UNCAGED (the CAGED System Part 7)
Hopefully by now you understand how the CAGED system helps to navigate, and link up the fretboard. Maybe you’ve even explored the chord & scale diagrams category to learn other patterns from the CAGED system.
But now its time to explore its short-comings, and wrap up this series (finally… phew!).
Identifying an Unusual 6/9 Chord
The limits of the CAGED system soon become apparent when we start learning more interesting chords – like this common 6/9 chord grip, for instance.
As we know, chords with their roots on the fifth string, must be derived from either the ‘A shape’ or a ‘C shape’ major scale. To determine whether this is an ‘A shape’ or ‘C shape’ chord, we need to compare the 6/9 chord with those scales and see whether they share the same notes (like we did in CAGED Part 6).
The figures below, compare the 6/9 chord with the ‘A’ shape major scale. You can see that all of the notes in the 6/9 chord also exist in the ‘A’ shape major scale – suggesting that this chord must be an ‘A shape’ 6/9 chord (the grey notes indicate the notes contained in the 6/9 chord).
But these figures below compare the 6/9 chord with the ‘C shape’ major scale and, as we can see, the 6/9 chord also fits into the ‘C shape’ major scale.
That’s strange!? The notes in the 6/9 chord seem to fit into both the ‘A’ and ‘C’ shape scale patterns.
Lets look at the ‘A’ and ‘C’ shape scales drawn together on a single fretboard diagram.
Here we can see that our 6/9 chord is positioned exactly where these two shapes overlap. So this chord is on the ‘seam’, for lack of a better word, of the ‘A’ and ‘C’ shapes. Its chords like these where the CAGED system begins to break down.
Identifying an Unusual min6th Chord
Here is another chord which is built right on the cusp of two different CAGED shapes. In this case it is a min6th chord, and it falls right on the ‘seam’ of the ‘G’ and ‘E’ shapes.

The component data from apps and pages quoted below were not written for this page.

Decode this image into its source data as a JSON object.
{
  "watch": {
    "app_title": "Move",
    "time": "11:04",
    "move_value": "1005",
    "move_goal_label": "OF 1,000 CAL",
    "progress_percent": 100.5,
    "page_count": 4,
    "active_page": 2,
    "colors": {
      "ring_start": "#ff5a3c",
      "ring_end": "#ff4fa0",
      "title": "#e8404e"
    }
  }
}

See how this min6th chord fits equally into the ‘G shape’ and equally into the ‘E shape’?
Due to their ambiguity it is difficult to classify chords which fall ‘between’ two different CAGED positions.
…What to Call Them?
Those of you who have been reading this blog regularly might have noticed that I arbitrarily assigned a CAGED shape to some of these shapes in my triads with added notes page. There is no real standard for the assigned letters that I chose, I really just went with common sense.
For instance take the min6th shape shown above (and again here for convenience).
I decided to call this an ‘E shape’ min6th chord. Why? Simply because there already existed plenty of other shapes which belonged exclusively to the ‘G’ shape. Also, G shapes typically require a bit of a stretch with the pinky, so even though it technically fitted into the ‘G’ shape it didn’t really look like a ‘G shape’ and I saw no need to categorise it as such.
Hopefully though, by the time that you are learning extended chords, triads with added notes, or any other more ‘advanced’ chords, you’ll have already mastered the CAGED system such that you can visualise a complete fretboard map. Remember the point of CAGED is to eventually link up all of the shapes and positions into a complete whole. When you are thinking of the fretboard in this way, then it should be no problem to recognise chords that simultaneously exists in two neighboring CAGED shapes.
Anyway thats it, finally. And if you made it this far, wipe your brow and pat yourself on the back.
It was a long haul, and a lot was learned.